Are you raising animals such as chickens and goats? As they say, one man’s trash is another man’s treasure — and the manure these animals leave behind can be of vital importance to the health of your garden. Have you got fallen leaves or grass clippings? It would be a waste not to put them to use as a source of compost or mulch.
Becoming truly self-sustaining requires ample resources, including often a lot of space, but taking steps in the direction of an independently sufficient garden is always a worthy goal.
5. Your Garden Is a Living Organism
The biodynamic farming principle that every part of your garden is closely connected to every other part also holds true, and every gardener can learn something from this idea. Plants become compost, which become plants. Chickens eat off the land and produce manure, which promotes new growth. The rain that falls on your land can be collected to become a source of water long after the clouds have lifted.
Biodynamic gardeners seek to live in harmony with nature, and this is something we can all learn from. It all starts with seeing your garden, and indeed the planet as a whole, as a whole rather than a sum of small parts.

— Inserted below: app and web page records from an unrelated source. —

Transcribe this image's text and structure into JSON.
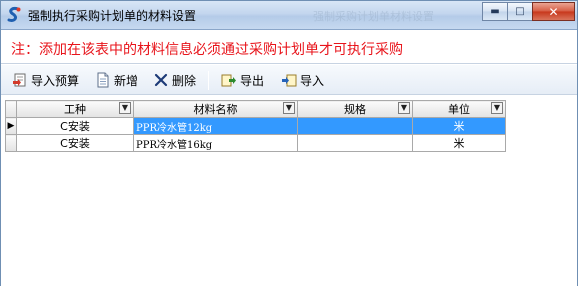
{
  "window": {
    "title": "强制执行采购计划单的材料设置",
    "background_title": "强制采购计划单材料设置",
    "controls": {
      "minimize": "▬",
      "maximize": "□",
      "close": "✕"
    }
  },
  "notice": {
    "text": "注：添加在该表中的材料信息必须通过采购计划单才可执行采购",
    "color": "#e8141b"
  },
  "toolbar": {
    "items": [
      {
        "label": "导入预算",
        "icon": "import-budget-icon"
      },
      {
        "label": "新增",
        "icon": "new-document-icon"
      },
      {
        "label": "删除",
        "icon": "delete-x-icon"
      },
      {
        "label": "导出",
        "icon": "export-icon"
      },
      {
        "label": "导入",
        "icon": "import-icon"
      }
    ]
  },
  "grid": {
    "columns": [
      "工种",
      "材料名称",
      "规格",
      "单位"
    ],
    "filter_glyph": "▼",
    "current_row_marker": "▶",
    "selection_color": "#3399ff",
    "rows": [
      {
        "trade": "C安装",
        "material": "PPR冷水管12kg",
        "spec": "",
        "unit": "米"
      },
      {
        "trade": "C安装",
        "material": "PPR冷水管16kg",
        "spec": "",
        "unit": "米"
      }
    ]
  }
}
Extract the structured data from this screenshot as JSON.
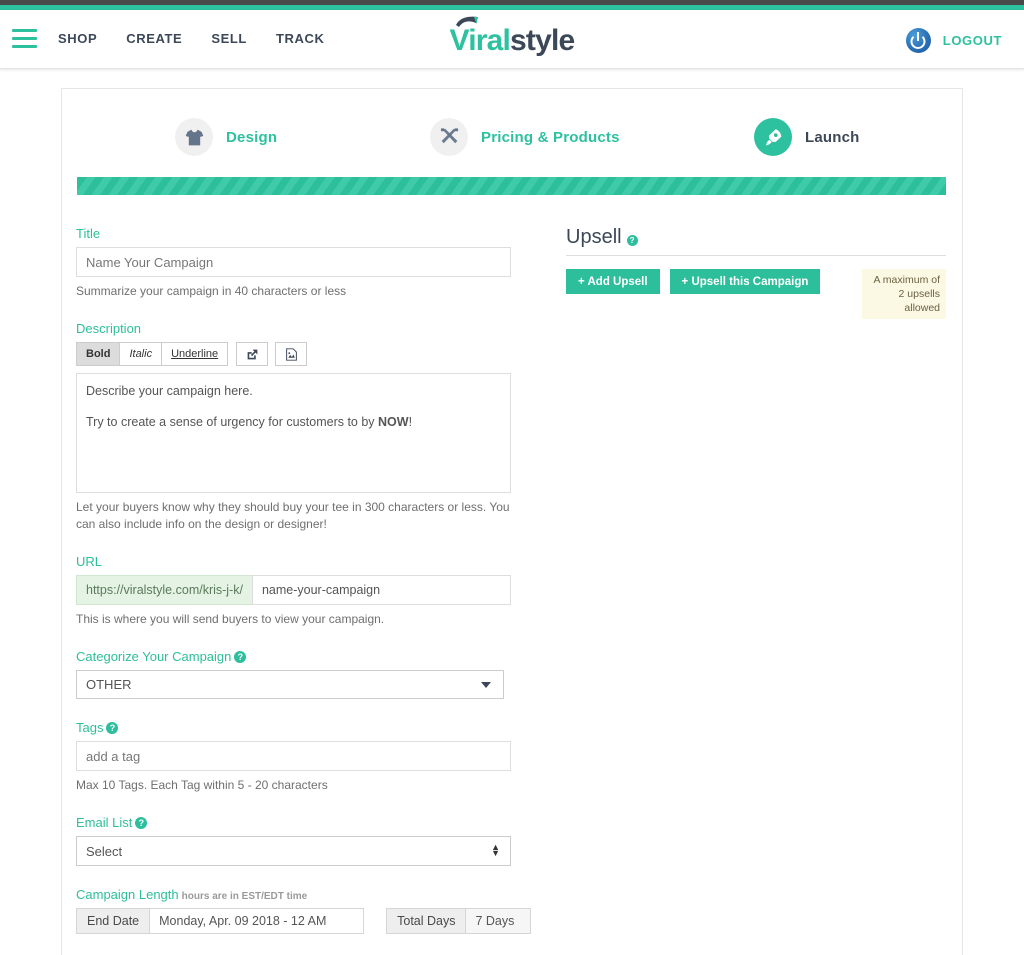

Biodynamic gardening is, at its core, a spiritual approach to gardening — one that is packed with esoteric and pseudoscientific elements that will not appeal to most gardeners. It’s also the earliest-ever organic agriculture movement, and it sparked many of the practices that have now become commonplace. As such, we can all draw inspiration from biodynamic gardening — taking what’s useful, and only trying the unique preparations out if we feel like it.